ANSTO specializes in atomic-scale research, therefore we are well-positioned to assist Australia in developing this innovative technology. Precision ion implantation techniques developed at the Centre for Accelerator Science can be utilized to create designed devices for innovative applications in advanced sensing and computation, such as quantum photonic sensors. These techniques investigate unusual states such as quantum spin states, quantum tunneling, and topological insulation.

Australian Quantum Computing Research

University of Sydney

The University’s quantum science group seeks to expand our understanding of quantum mechanics and to create powerful new technologies based on the unique features of quantum systems.

The group conducts experimental and theoretical quantum physics research that addresses both goals. They design and manipulate complicated quantum systems, as well as investigate solutions at both the hardware and software levels. By combining ideas from quantum computing, quantum error correction, and all other parts of quantum information science, they establish a fundamental knowledge of quantum systems.

Their experimental efforts are focused on two well-established systems: spins in semiconductors and trapped atomic ions. While separate, these projects share complementary control strategies and are connected by platform-independent theoretical research in support of the group’s broad quantum physics objectives.


The Fundamental Quantum Technology Lab conducts a wide range of research on spin systems in silicon, with a special emphasis on quantum computing. It is home to cutting-edge quantum measurement platforms for the operation of innovative quantum devices at ultra-low temperatures, as well as a diverse array of electrical and microwave instruments.

Among the University’s projects is the UNSW-UTS consortium’s AUSMURI project which aims to reduce overall quantum gate errors by leveraging multi-qubit devices. Which, Australian researchers have successfully proved that near-error-free quantum computing is possible, led by Morello, the team was able to acquire one-qubit operation fidelity of up to 99.95% and two-qubit fidelity of 99.37% with a three-qubit system consisting of one electron and two phosphorous atoms implanted in silicon through ion implantation, thus this paves the way for the development of silicon-based quantum devices compatible with current semiconductor manufacturing technology.

Additionally, UNSW’s Quantum engineers have developed a radical new way of controlling millions of spin qubits (The University of New South Wales). Dr. Jarryd Pla and his colleagues have taken a quantum leap toward a full-scale quantum computer, paving the way for the development of near-term silicon quantum processors.

Other quantum projects include the Donor spin qubit in silicon, Circuit QED with spins in silicon, and Quantum Chaos.

Sydney Quantum Academy (SQA)

The vision of Sydney Quantum Academy is to establish Australia’s quantum economy. The SQA is a one-of-a-kind collaboration of four world-class universities: Macquarie University, UNSW Sydney, the University of Sydney, and the University of Technology Sydney which aims to generate diverse talent and an internationally recognized quantum ecosystem by leveraging Sydney’s aggregate quantum expertise.

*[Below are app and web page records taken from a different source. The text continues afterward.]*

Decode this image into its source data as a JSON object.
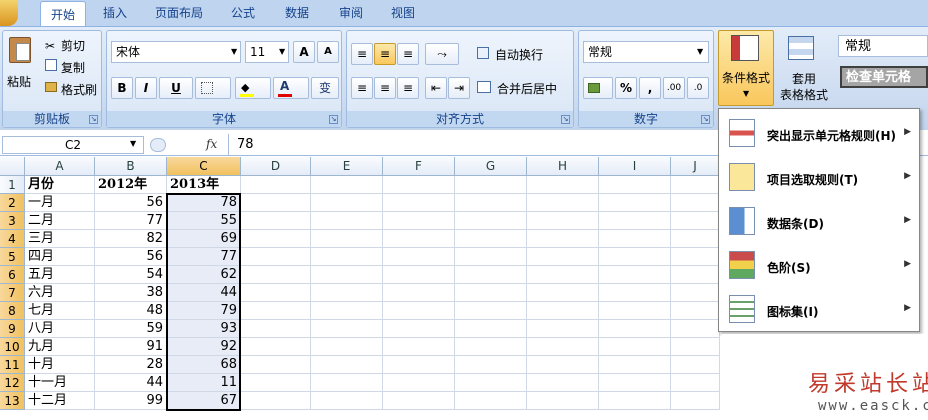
{
  "tabs": [
    "开始",
    "插入",
    "页面布局",
    "公式",
    "数据",
    "审阅",
    "视图"
  ],
  "clipboard": {
    "paste": "粘贴",
    "cut": "剪切",
    "copy": "复制",
    "format_painter": "格式刷",
    "label": "剪贴板"
  },
  "font": {
    "name": "宋体",
    "size": "11",
    "bold": "B",
    "italic": "I",
    "underline": "U",
    "label": "字体",
    "grow": "A",
    "shrink": "A",
    "font_color_glyph": "A",
    "phonetic": "变"
  },
  "alignment": {
    "wrap": "自动换行",
    "merge": "合并后居中",
    "label": "对齐方式"
  },
  "number": {
    "format": "常规",
    "percent": "%",
    "comma": ",",
    "label": "数字",
    "inc_decimal": ".00",
    "dec_decimal": ".0"
  },
  "styles": {
    "conditional": "条件格式",
    "table_format_1": "套用",
    "table_format_2": "表格格式",
    "style_normal": "常规",
    "style_check": "检查单元格"
  },
  "formula_bar": {
    "name_box": "C2",
    "fx": "fx",
    "value": "78"
  },
  "columns": [
    "A",
    "B",
    "C",
    "D",
    "E",
    "F",
    "G",
    "H",
    "I",
    "J"
  ],
  "rows": [
    "1",
    "2",
    "3",
    "4",
    "5",
    "6",
    "7",
    "8",
    "9",
    "10",
    "11",
    "12",
    "13"
  ],
  "table": {
    "header": [
      "月份",
      "2012年",
      "2013年"
    ],
    "data": [
      [
        "一月",
        "56",
        "78"
      ],
      [
        "二月",
        "77",
        "55"
      ],
      [
        "三月",
        "82",
        "69"
      ],
      [
        "四月",
        "56",
        "77"
      ],
      [
        "五月",
        "54",
        "62"
      ],
      [
        "六月",
        "38",
        "44"
      ],
      [
        "七月",
        "48",
        "79"
      ],
      [
        "八月",
        "59",
        "93"
      ],
      [
        "九月",
        "91",
        "92"
      ],
      [
        "十月",
        "28",
        "68"
      ],
      [
        "十一月",
        "44",
        "11"
      ],
      [
        "十二月",
        "99",
        "67"
      ]
    ]
  },
  "menu": [
    {
      "label": "突出显示单元格规则(H)",
      "icon": "highlight-rules-icon"
    },
    {
      "label": "项目选取规则(T)",
      "icon": "top-bottom-rules-icon"
    },
    {
      "label": "数据条(D)",
      "icon": "data-bars-icon"
    },
    {
      "label": "色阶(S)",
      "icon": "color-scales-icon"
    },
    {
      "label": "图标集(I)",
      "icon": "icon-sets-icon"
    }
  ],
  "watermark": {
    "title": "易采站长站",
    "url": "www.easck.com"
  },
  "colors": {
    "accent": "#15428b",
    "selection": "#e8ecf6",
    "header_sel": "#f1c15f"
  }
}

To assist this burgeoning community, SQA has established the Quantum Innovators Network. The Quantum Innovators Network brings together quantum trailblazers with an entrepreneurial mindset to hear from worldwide experts and those who have launched on the start-up road.

IBM Quantum Hub at Melbourne University

The University of Melbourne is Australia and New Zealand’s only university-based IBM Quantum Hub, led by Professor Lloyd Hollenberg in conjunction with IBM. The team has been working on quantum computing for two decades, during which time they developed the design for a full-scale silicon quantum computer and recently achieved a world record for quantum entanglement on IBM Quantum devices.

The IBM Quantum Hub at the University of Melbourne provides members with a comprehensive method to gaining early access to quantum computing with the assistance of deep scientific knowledge and the worldwide quantum community.